*The problem:* Copy all data exactly. Skip pictures.
Segment Start: Exercise material
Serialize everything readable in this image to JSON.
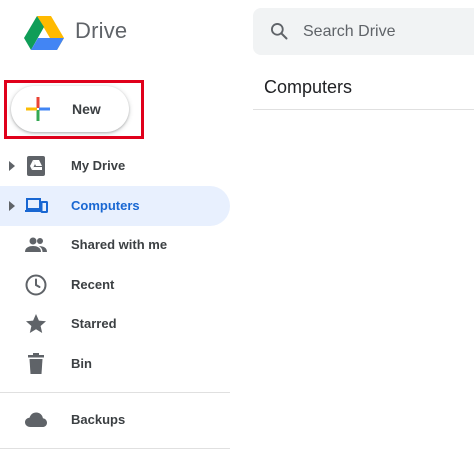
{
  "app": {
    "title": "Drive"
  },
  "search": {
    "placeholder": "Search Drive"
  },
  "content": {
    "title": "Computers"
  },
  "new_button": {
    "label": "New"
  },
  "sidebar": {
    "items": [
      {
        "label": "My Drive",
        "icon": "my-drive-icon",
        "expandable": true,
        "active": false
      },
      {
        "label": "Computers",
        "icon": "computers-icon",
        "expandable": true,
        "active": true
      },
      {
        "label": "Shared with me",
        "icon": "shared-icon",
        "expandable": false,
        "active": false
      },
      {
        "label": "Recent",
        "icon": "clock-icon",
        "expandable": false,
        "active": false
      },
      {
        "label": "Starred",
        "icon": "star-icon",
        "expandable": false,
        "active": false
      },
      {
        "label": "Bin",
        "icon": "trash-icon",
        "expandable": false,
        "active": false
      },
      {
        "label": "Backups",
        "icon": "cloud-icon",
        "expandable": false,
        "active": false
      }
    ]
  },
  "colors": {
    "accent": "#1967d2",
    "active_bg": "#e8f0fe",
    "highlight_frame": "#e0001b",
    "icon_gray": "#5f6368"
  }
}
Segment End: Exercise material
*Finished exercise:*
Serialize everything readable in this image to JSON.
{
  "app": {
    "title": "Drive"
  },
  "search": {
    "placeholder": "Search Drive"
  },
  "content": {
    "title": "Computers"
  },
  "new_button": {
    "label": "New"
  },
  "sidebar": {
    "items": [
      {
        "label": "My Drive",
        "icon": "my-drive-icon",
        "expandable": true,
        "active": false
      },
      {
        "label": "Computers",
        "icon": "computers-icon",
        "expandable": true,
        "active": true
      },
      {
        "label": "Shared with me",
        "icon": "shared-icon",
        "expandable": false,
        "active": false
      },
      {
        "label": "Recent",
        "icon": "clock-icon",
        "expandable": false,
        "active": false
      },
      {
        "label": "Starred",
        "icon": "star-icon",
        "expandable": false,
        "active": false
      },
      {
        "label": "Bin",
        "icon": "trash-icon",
        "expandable": false,
        "active": false
      },
      {
        "label": "Backups",
        "icon": "cloud-icon",
        "expandable": false,
        "active": false
      }
    ]
  },
  "colors": {
    "accent": "#1967d2",
    "active_bg": "#e8f0fe",
    "highlight_frame": "#e0001b",
    "icon_gray": "#5f6368"
  }
}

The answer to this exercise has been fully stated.